In another story, the Reporter did a feature on a supposed combat veteran (suffering from PTSD of course) who claimed he had been kicked out of a Salvation Army shelter during the Thanksgiving holiday. His story was complete fabrication as his age, unit and supposed combat experience didn't add up. Turns out he was an alcoholic who didn't follow the Salvation Army's rules about no drinking in their shelter. But the best NGO relief agency on the planet had been smeared and no apology from the paper was forthcoming.
I gave the Reporter several sites and books written about what is now codified in federal law as "Stolen Valor." There is no excuse for them not doing what is mandatory for any newspaper, no matter the size of the staff. Especially when they were offered assistance.
The Reporter needs to apologize to its readers in general and veterans specifically for not doing even the most basic of story verification. Their recent article admitting to being duped is not enough. It's another cowardly deflection of responsibility for what is in their publication.
If you're going to print stories that try to honor veterans I know, your readers would be thrilled. But as journalists you owe us a professional effort to get it right. It matters. Especially for the memory of real heroes who have defended your right to publish and distribute a newspaper. They guaranteed it with their blood and you owe them your best effort.
– Tom Marino
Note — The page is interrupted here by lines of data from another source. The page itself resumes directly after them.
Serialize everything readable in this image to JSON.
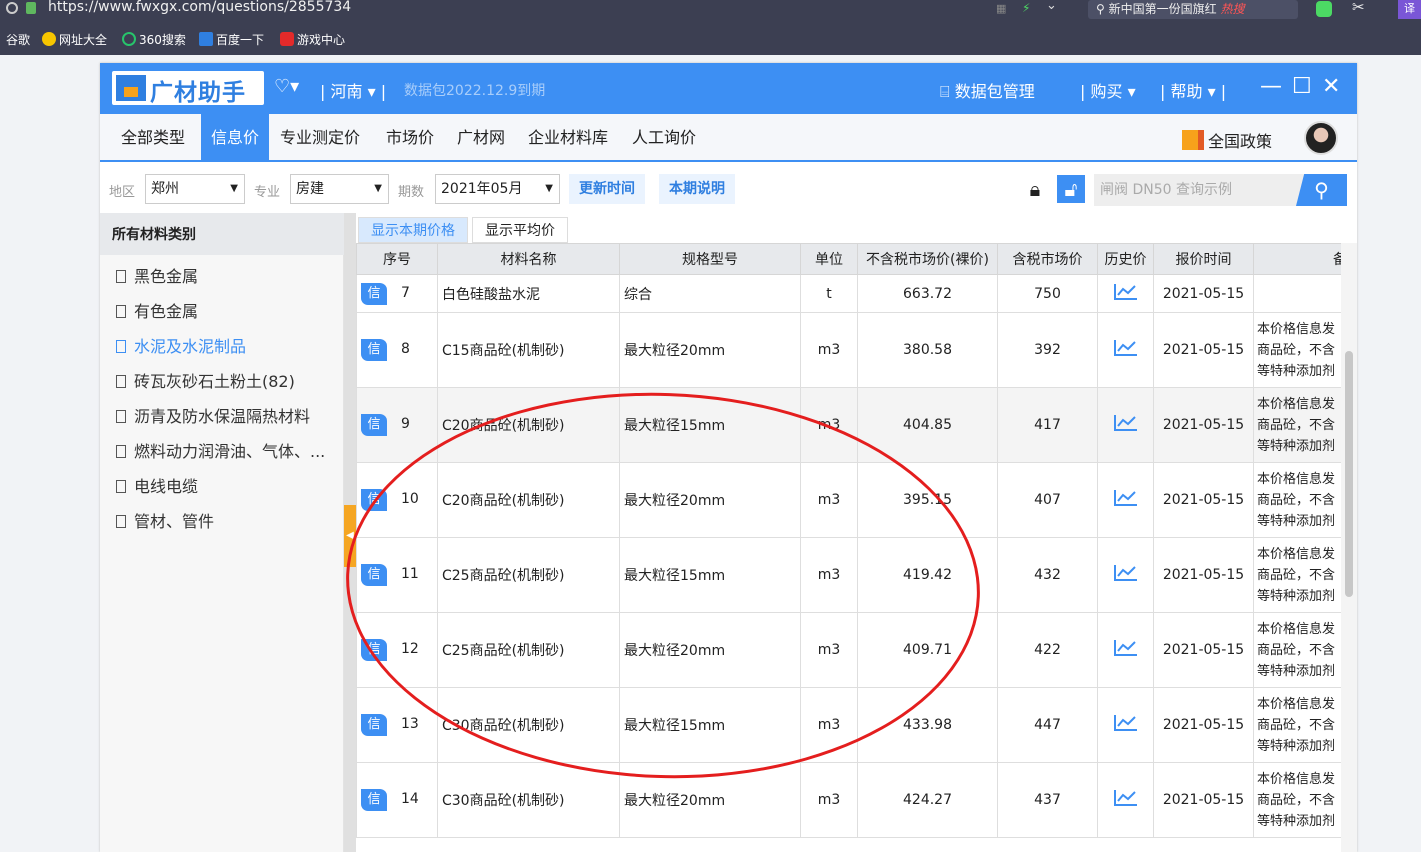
{
  "browser": {
    "url": "https://www.fwxgx.com/questions/2855734",
    "search_text": "新中国第一份国旗红",
    "search_hot": "热搜",
    "translate": "译"
  },
  "bookmarks": [
    "谷歌",
    "网址大全",
    "360搜索",
    "百度一下",
    "游戏中心"
  ],
  "app": {
    "logo": "广材助手",
    "region": "河南",
    "package_info": "数据包2022.12.9到期",
    "package_mgmt": "数据包管理",
    "buy": "购买",
    "help": "帮助",
    "nav_tabs": [
      "全部类型",
      "信息价",
      "专业测定价",
      "市场价",
      "广材网",
      "企业材料库",
      "人工询价"
    ],
    "policy": "全国政策",
    "filters": {
      "area_label": "地区",
      "area_value": "郑州",
      "major_label": "专业",
      "major_value": "房建",
      "period_label": "期数",
      "period_value": "2021年05月",
      "update_btn": "更新时间",
      "period_note_btn": "本期说明",
      "search_placeholder": "闸阀 DN50 查询示例"
    },
    "sidebar": {
      "title": "所有材料类别",
      "categories": [
        "黑色金属",
        "有色金属",
        "水泥及水泥制品",
        "砖瓦灰砂石土粉土(82)",
        "沥青及防水保温隔热材料",
        "燃料动力润滑油、气体、...",
        "电线电缆",
        "管材、管件"
      ]
    },
    "price_tabs": [
      "显示本期价格",
      "显示平均价"
    ],
    "columns": [
      "序号",
      "材料名称",
      "规格型号",
      "单位",
      "不含税市场价(裸价)",
      "含税市场价",
      "历史价",
      "报价时间",
      "备"
    ],
    "badge": "信",
    "note_lines": [
      "本价格信息发",
      "商品砼，不含",
      "等特种添加剂"
    ],
    "rows": [
      {
        "no": "7",
        "name": "白色硅酸盐水泥",
        "spec": "综合",
        "unit": "t",
        "price": "663.72",
        "tax_price": "750",
        "date": "2021-05-15"
      },
      {
        "no": "8",
        "name": "C15商品砼(机制砂)",
        "spec": "最大粒径20mm",
        "unit": "m3",
        "price": "380.58",
        "tax_price": "392",
        "date": "2021-05-15"
      },
      {
        "no": "9",
        "name": "C20商品砼(机制砂)",
        "spec": "最大粒径15mm",
        "unit": "m3",
        "price": "404.85",
        "tax_price": "417",
        "date": "2021-05-15"
      },
      {
        "no": "10",
        "name": "C20商品砼(机制砂)",
        "spec": "最大粒径20mm",
        "unit": "m3",
        "price": "395.15",
        "tax_price": "407",
        "date": "2021-05-15"
      },
      {
        "no": "11",
        "name": "C25商品砼(机制砂)",
        "spec": "最大粒径15mm",
        "unit": "m3",
        "price": "419.42",
        "tax_price": "432",
        "date": "2021-05-15"
      },
      {
        "no": "12",
        "name": "C25商品砼(机制砂)",
        "spec": "最大粒径20mm",
        "unit": "m3",
        "price": "409.71",
        "tax_price": "422",
        "date": "2021-05-15"
      },
      {
        "no": "13",
        "name": "C30商品砼(机制砂)",
        "spec": "最大粒径15mm",
        "unit": "m3",
        "price": "433.98",
        "tax_price": "447",
        "date": "2021-05-15"
      },
      {
        "no": "14",
        "name": "C30商品砼(机制砂)",
        "spec": "最大粒径20mm",
        "unit": "m3",
        "price": "424.27",
        "tax_price": "437",
        "date": "2021-05-15"
      }
    ]
  },
  "colors": {
    "accent": "#3d8ff3",
    "annotation": "#e41e1e",
    "sidebar_toggle": "#f5a623"
  }
}
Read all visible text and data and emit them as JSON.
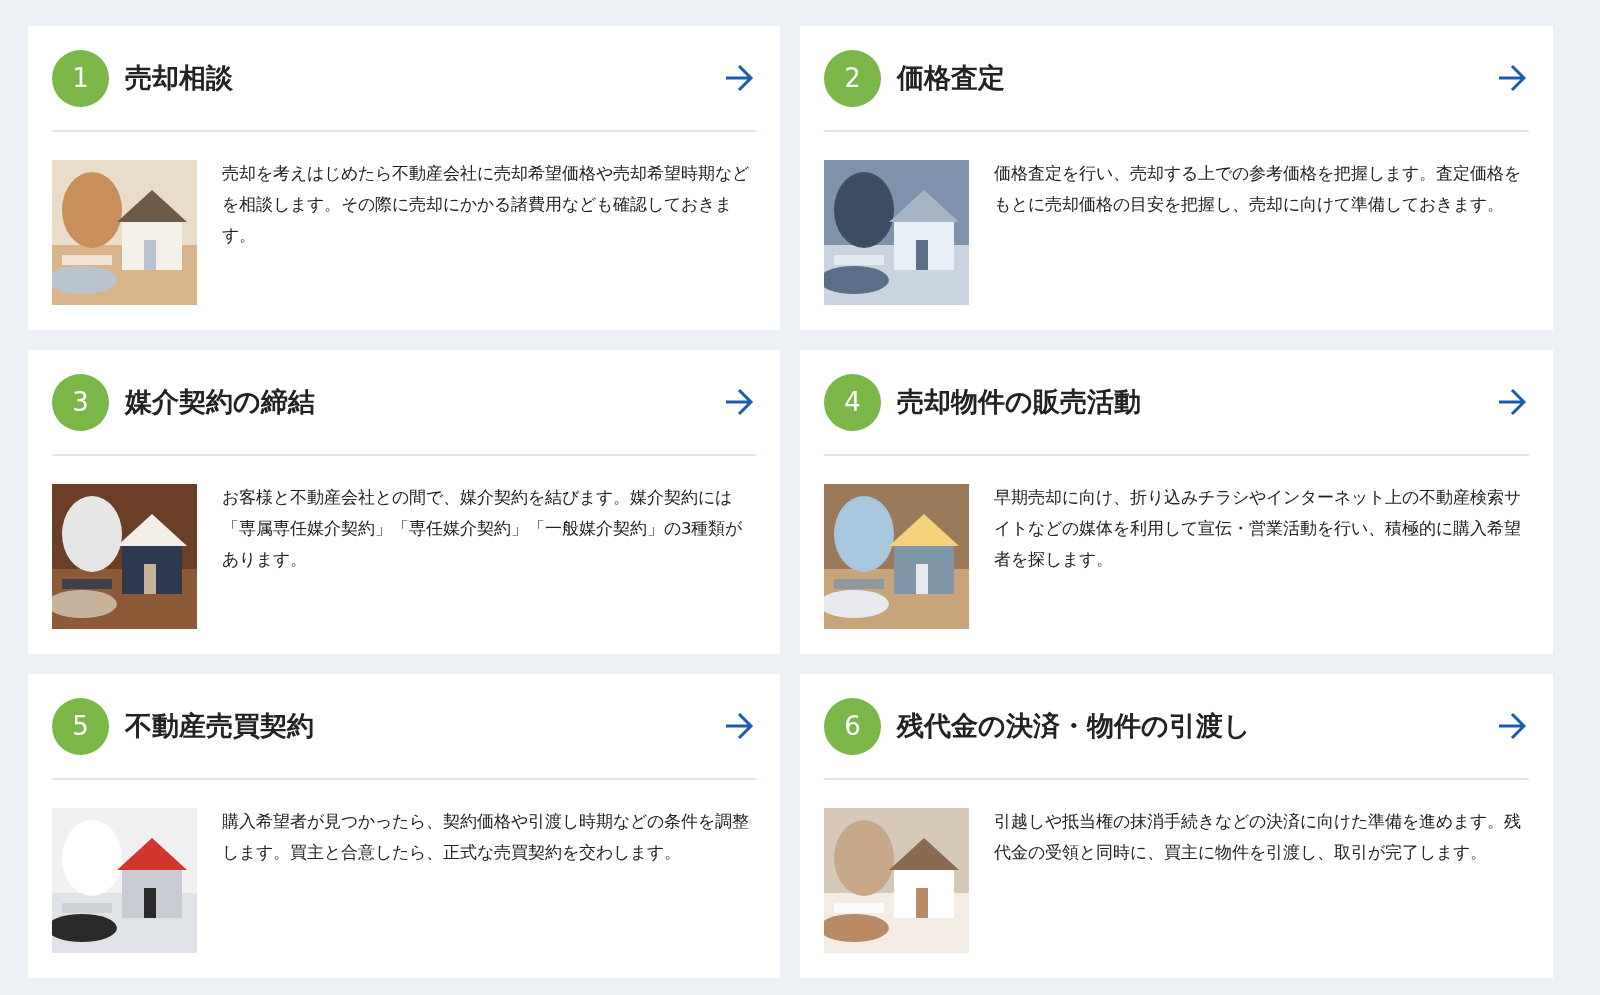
{
  "steps": [
    {
      "number": "1",
      "title": "売却相談",
      "text": "売却を考えはじめたら不動産会社に売却希望価格や売却希望時期などを相談します。その際に売却にかかる諸費用なども確認しておきます。"
    },
    {
      "number": "2",
      "title": "価格査定",
      "text": "価格査定を行い、売却する上での参考価格を把握します。査定価格をもとに売却価格の目安を把握し、売却に向けて準備しておきます。"
    },
    {
      "number": "3",
      "title": "媒介契約の締結",
      "text": "お客様と不動産会社との間で、媒介契約を結びます。媒介契約には「専属専任媒介契約」「専任媒介契約」「一般媒介契約」の3種類があります。"
    },
    {
      "number": "4",
      "title": "売却物件の販売活動",
      "text": "早期売却に向け、折り込みチラシやインターネット上の不動産検索サイトなどの媒体を利用して宣伝・営業活動を行い、積極的に購入希望者を探します。"
    },
    {
      "number": "5",
      "title": "不動産売買契約",
      "text": "購入希望者が見つかったら、契約価格や引渡し時期などの条件を調整します。買主と合意したら、正式な売買契約を交わします。"
    },
    {
      "number": "6",
      "title": "残代金の決済・物件の引渡し",
      "text": "引越しや抵当権の抹消手続きなどの決済に向けた準備を進めます。残代金の受領と同時に、買主に物件を引渡し、取引が完了します。"
    }
  ]
}
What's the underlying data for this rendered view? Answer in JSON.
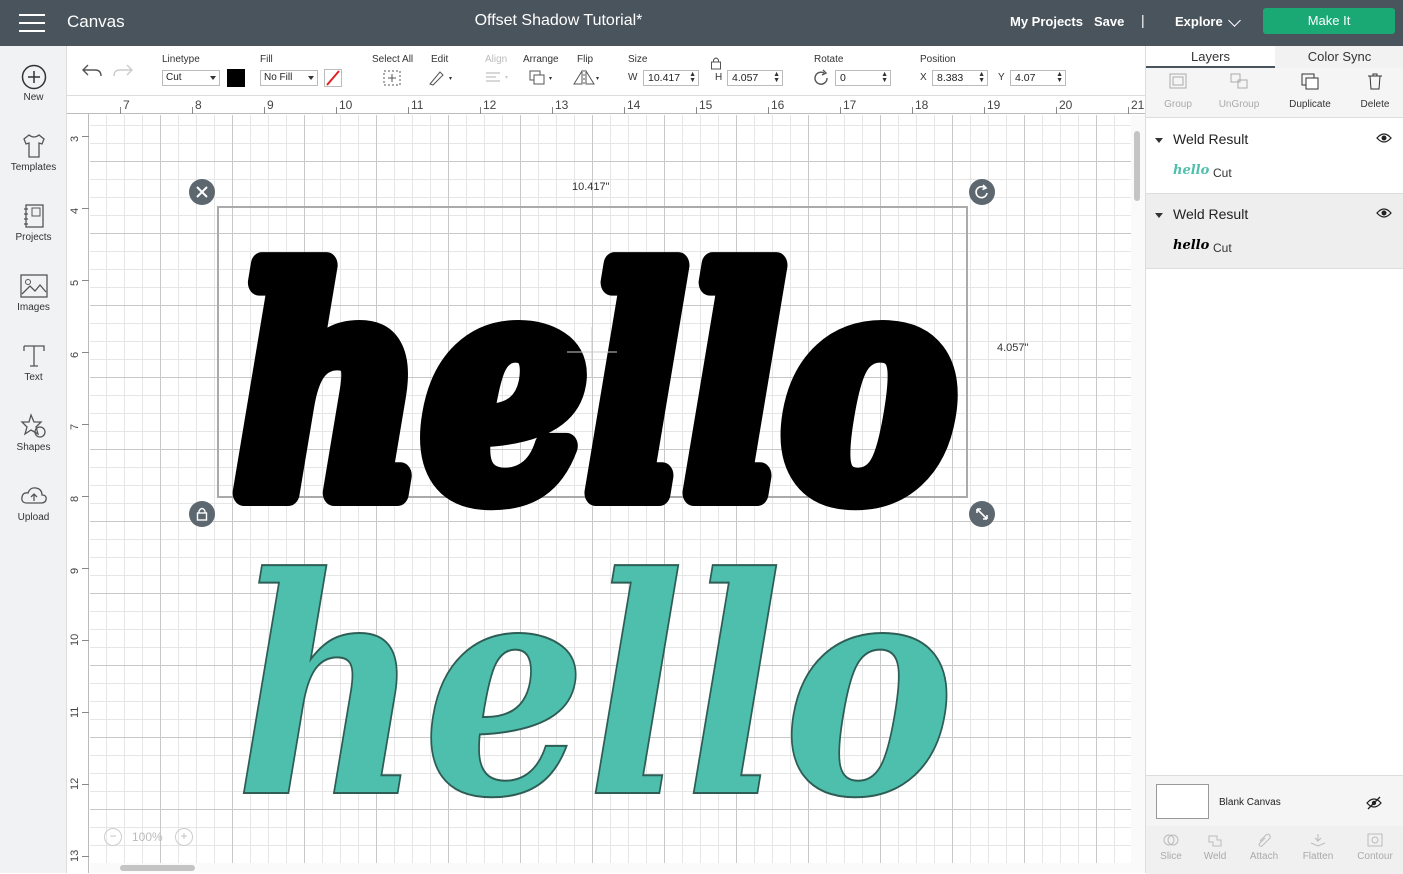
{
  "topbar": {
    "app_title": "Canvas",
    "doc_title": "Offset Shadow Tutorial*",
    "my_projects": "My Projects",
    "save": "Save",
    "separator": "|",
    "explore": "Explore",
    "make_it": "Make It"
  },
  "leftnav": {
    "items": [
      {
        "label": "New",
        "icon": "plus-circle-icon"
      },
      {
        "label": "Templates",
        "icon": "tshirt-icon"
      },
      {
        "label": "Projects",
        "icon": "projects-icon"
      },
      {
        "label": "Images",
        "icon": "image-icon"
      },
      {
        "label": "Text",
        "icon": "text-icon"
      },
      {
        "label": "Shapes",
        "icon": "shapes-icon"
      },
      {
        "label": "Upload",
        "icon": "upload-cloud-icon"
      }
    ]
  },
  "toolbar": {
    "linetype_label": "Linetype",
    "linetype_value": "Cut",
    "fill_label": "Fill",
    "fill_value": "No Fill",
    "select_all_label": "Select All",
    "edit_label": "Edit",
    "align_label": "Align",
    "arrange_label": "Arrange",
    "flip_label": "Flip",
    "size_label": "Size",
    "w_label": "W",
    "w_value": "10.417",
    "h_label": "H",
    "h_value": "4.057",
    "rotate_label": "Rotate",
    "rotate_value": "0",
    "position_label": "Position",
    "x_label": "X",
    "x_value": "8.383",
    "y_label": "Y",
    "y_value": "4.07",
    "linetype_color": "#000000"
  },
  "ruler": {
    "top": [
      "7",
      "8",
      "9",
      "10",
      "11",
      "12",
      "13",
      "14",
      "15",
      "16",
      "17",
      "18",
      "19",
      "20",
      "21"
    ],
    "left": [
      "3",
      "4",
      "5",
      "6",
      "7",
      "8",
      "9",
      "10",
      "11",
      "12",
      "13"
    ]
  },
  "canvas": {
    "width_label": "10.417\"",
    "height_label": "4.057\"",
    "zoom": "100%",
    "zoom_minus": "−",
    "zoom_plus": "+",
    "text_top": "hello",
    "text_bottom": "hello",
    "shadow_color": "#000000",
    "teal_color": "#4dbfac"
  },
  "layers_panel": {
    "tab_layers": "Layers",
    "tab_color_sync": "Color Sync",
    "tools": [
      "Group",
      "UnGroup",
      "Duplicate",
      "Delete"
    ],
    "groups": [
      {
        "title": "Weld Result",
        "child_label": "Cut",
        "thumb_text": "hello",
        "thumb_color": "#4dbfac"
      },
      {
        "title": "Weld Result",
        "child_label": "Cut",
        "thumb_text": "hello",
        "thumb_color": "#000000"
      }
    ],
    "blank_canvas": "Blank Canvas",
    "bottom_tools": [
      "Slice",
      "Weld",
      "Attach",
      "Flatten",
      "Contour"
    ]
  }
}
Editor's note: The Reporter regrets the "stolen valor" story. We followed with a retraction ("Reports: Phony Navy SEAL buried with military honors", Aug. 1) and have apologized to inquiring veterans throughout the country. We extend our apologies to our veterans community.